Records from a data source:
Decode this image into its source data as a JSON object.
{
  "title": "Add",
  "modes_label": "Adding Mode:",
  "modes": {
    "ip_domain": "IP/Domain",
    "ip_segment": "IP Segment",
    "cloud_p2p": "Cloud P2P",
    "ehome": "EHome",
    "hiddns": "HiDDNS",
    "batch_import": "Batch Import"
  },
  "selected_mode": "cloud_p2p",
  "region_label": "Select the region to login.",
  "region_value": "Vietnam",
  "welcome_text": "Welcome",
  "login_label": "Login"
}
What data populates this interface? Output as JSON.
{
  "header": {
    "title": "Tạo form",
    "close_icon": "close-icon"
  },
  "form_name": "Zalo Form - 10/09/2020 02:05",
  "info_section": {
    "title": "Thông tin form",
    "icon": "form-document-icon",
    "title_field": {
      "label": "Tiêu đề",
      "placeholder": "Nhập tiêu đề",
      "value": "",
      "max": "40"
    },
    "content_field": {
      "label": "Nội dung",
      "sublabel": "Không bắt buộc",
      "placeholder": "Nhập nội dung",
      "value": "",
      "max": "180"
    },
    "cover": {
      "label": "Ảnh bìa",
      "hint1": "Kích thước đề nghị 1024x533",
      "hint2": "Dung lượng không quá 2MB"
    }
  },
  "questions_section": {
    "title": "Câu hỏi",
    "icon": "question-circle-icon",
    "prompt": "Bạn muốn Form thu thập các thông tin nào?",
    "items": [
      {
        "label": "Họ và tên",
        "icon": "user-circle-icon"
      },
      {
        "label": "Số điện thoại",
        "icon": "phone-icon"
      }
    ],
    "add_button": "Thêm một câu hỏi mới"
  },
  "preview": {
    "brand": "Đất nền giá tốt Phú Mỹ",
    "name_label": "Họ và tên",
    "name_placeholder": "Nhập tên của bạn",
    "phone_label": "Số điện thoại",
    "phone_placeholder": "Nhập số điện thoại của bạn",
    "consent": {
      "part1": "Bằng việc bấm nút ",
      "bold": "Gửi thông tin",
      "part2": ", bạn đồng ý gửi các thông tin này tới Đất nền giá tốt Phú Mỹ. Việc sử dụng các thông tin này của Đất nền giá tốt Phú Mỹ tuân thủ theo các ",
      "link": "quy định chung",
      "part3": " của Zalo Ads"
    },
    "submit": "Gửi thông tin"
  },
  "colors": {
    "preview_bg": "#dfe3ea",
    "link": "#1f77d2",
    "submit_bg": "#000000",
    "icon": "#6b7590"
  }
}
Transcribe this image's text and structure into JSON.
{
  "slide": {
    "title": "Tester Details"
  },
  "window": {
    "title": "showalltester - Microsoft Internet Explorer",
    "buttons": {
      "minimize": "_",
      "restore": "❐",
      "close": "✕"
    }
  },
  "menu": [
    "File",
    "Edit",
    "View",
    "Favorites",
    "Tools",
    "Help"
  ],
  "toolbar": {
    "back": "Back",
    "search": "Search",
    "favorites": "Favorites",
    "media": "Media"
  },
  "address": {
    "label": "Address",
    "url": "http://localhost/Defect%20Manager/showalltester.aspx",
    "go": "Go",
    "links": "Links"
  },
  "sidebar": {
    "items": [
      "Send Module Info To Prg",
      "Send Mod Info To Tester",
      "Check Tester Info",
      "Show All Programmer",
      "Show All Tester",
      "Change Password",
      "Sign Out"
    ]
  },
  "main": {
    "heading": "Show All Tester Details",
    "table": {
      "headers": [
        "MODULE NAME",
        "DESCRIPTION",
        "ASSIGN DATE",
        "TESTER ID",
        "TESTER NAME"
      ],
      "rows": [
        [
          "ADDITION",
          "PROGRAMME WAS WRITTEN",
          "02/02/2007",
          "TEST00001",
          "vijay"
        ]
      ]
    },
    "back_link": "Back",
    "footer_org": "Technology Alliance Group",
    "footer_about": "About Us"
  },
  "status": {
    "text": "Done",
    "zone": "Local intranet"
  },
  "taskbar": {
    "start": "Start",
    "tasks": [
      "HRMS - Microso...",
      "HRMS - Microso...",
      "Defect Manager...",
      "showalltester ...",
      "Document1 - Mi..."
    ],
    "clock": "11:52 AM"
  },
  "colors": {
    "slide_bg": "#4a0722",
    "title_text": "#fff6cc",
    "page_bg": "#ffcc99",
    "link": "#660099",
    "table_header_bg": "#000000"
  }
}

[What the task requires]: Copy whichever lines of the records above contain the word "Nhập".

[Answer to the problem]:
      "placeholder": "Nhập tiêu đề",
      "placeholder": "Nhập nội dung",
    "name_placeholder": "Nhập tên của bạn",
    "phone_placeholder": "Nhập số điện thoại của bạn",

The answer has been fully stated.